When asked about concerns regarding tree health in silvopastures, nine of 20 farmers stated concerns related to invasive alien forest pests, such as emerald ash borer (Agrilus planipennis) and hemlock woolly adelgid (Adelges tsugae). Four farmers also found the springtime to be a high risk for tree damage from livestock perceived to be caused by sap flow at this time. Stripping of bark was of concern, and observed, by farmers with goats and pigs, although not all farmers were taking action to prevent it. Pig farmers recognized that their pigs may be damaging tree roots, but they were uncertain as to how much, if any, damage was being done. A cattle, goat, and sheep farmer expressed the importance of management: “We’ve never really seen any debarking, or girdling by livestock, at least in areas that are being managed.”
Twelve of 20 farms had worked directly with a forester when developing silvopastures, and eight of those 12 found the forester to be supportive of silvopasture. One farmer actively avoided working with a forester in silvopastures, stating that foresters did not know much about silvopasture. Three farmers had switched the foresters they were working with and hired new foresters who were more open to the practice of silvopasture. The two foresters interviewed in this study stated their involvement with silvopasture was due to demand for the practice from clients.
Farmer needs for silvopasture optimization
Three farmers expressed lack of support from agricultural extension agencies for silvopasture as a major challenge they faced in adopting the practice (Table 1). Farmers were especially frustrated when extension personnel confused their silvopastures with poorly managed wooded livestock paddocks. However, the converse confusion also occurred by farmers practicing continuous pasturing of woodlands with pigs and calling it silvopasture.

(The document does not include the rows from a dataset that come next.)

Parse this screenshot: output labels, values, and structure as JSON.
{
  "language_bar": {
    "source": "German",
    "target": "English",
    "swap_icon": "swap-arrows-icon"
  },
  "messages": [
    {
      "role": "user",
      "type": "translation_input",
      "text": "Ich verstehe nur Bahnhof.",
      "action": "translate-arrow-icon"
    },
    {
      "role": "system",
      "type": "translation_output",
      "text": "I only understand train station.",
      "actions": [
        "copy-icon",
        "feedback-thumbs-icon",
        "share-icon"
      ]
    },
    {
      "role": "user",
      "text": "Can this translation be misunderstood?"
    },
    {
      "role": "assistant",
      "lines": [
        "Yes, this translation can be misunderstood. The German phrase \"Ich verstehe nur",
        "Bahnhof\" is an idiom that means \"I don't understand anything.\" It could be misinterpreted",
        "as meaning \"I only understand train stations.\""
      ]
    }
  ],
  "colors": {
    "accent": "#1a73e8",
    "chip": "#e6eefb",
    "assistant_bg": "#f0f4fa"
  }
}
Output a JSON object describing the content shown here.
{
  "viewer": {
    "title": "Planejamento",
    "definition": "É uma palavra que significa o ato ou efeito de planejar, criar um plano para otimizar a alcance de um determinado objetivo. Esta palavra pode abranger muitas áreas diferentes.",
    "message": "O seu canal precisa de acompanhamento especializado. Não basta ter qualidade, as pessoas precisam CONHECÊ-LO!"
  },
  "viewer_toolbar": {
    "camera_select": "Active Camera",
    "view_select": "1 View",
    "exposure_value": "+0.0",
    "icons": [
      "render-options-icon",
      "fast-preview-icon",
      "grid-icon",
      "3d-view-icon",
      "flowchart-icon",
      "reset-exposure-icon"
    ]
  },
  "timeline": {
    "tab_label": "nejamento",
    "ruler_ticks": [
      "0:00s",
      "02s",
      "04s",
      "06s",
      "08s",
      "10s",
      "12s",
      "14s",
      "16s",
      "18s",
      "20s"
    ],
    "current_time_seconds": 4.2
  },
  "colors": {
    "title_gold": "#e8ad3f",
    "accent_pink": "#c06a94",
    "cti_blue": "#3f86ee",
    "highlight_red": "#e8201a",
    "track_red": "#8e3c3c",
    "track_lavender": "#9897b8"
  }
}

Areas of research desired by farmers on silvopasture were diverse (Table 6). Eight farmers requested visuals and commercially viable case studies of regional silvopastures. When asked what resources they would utilize to learn about silvopasture, farmers varied greatly in their responses. Farm tours were cited as important educational opportunities by 12 farmers, but timing of these tours was cited as a challenge. Farmers were split between desiring online resources such as webinars and web pages while others preferred printed material. Extension personnel, conferences, and other farmers were cited as educational resources farmers would utilize in obtaining information about silvopastures.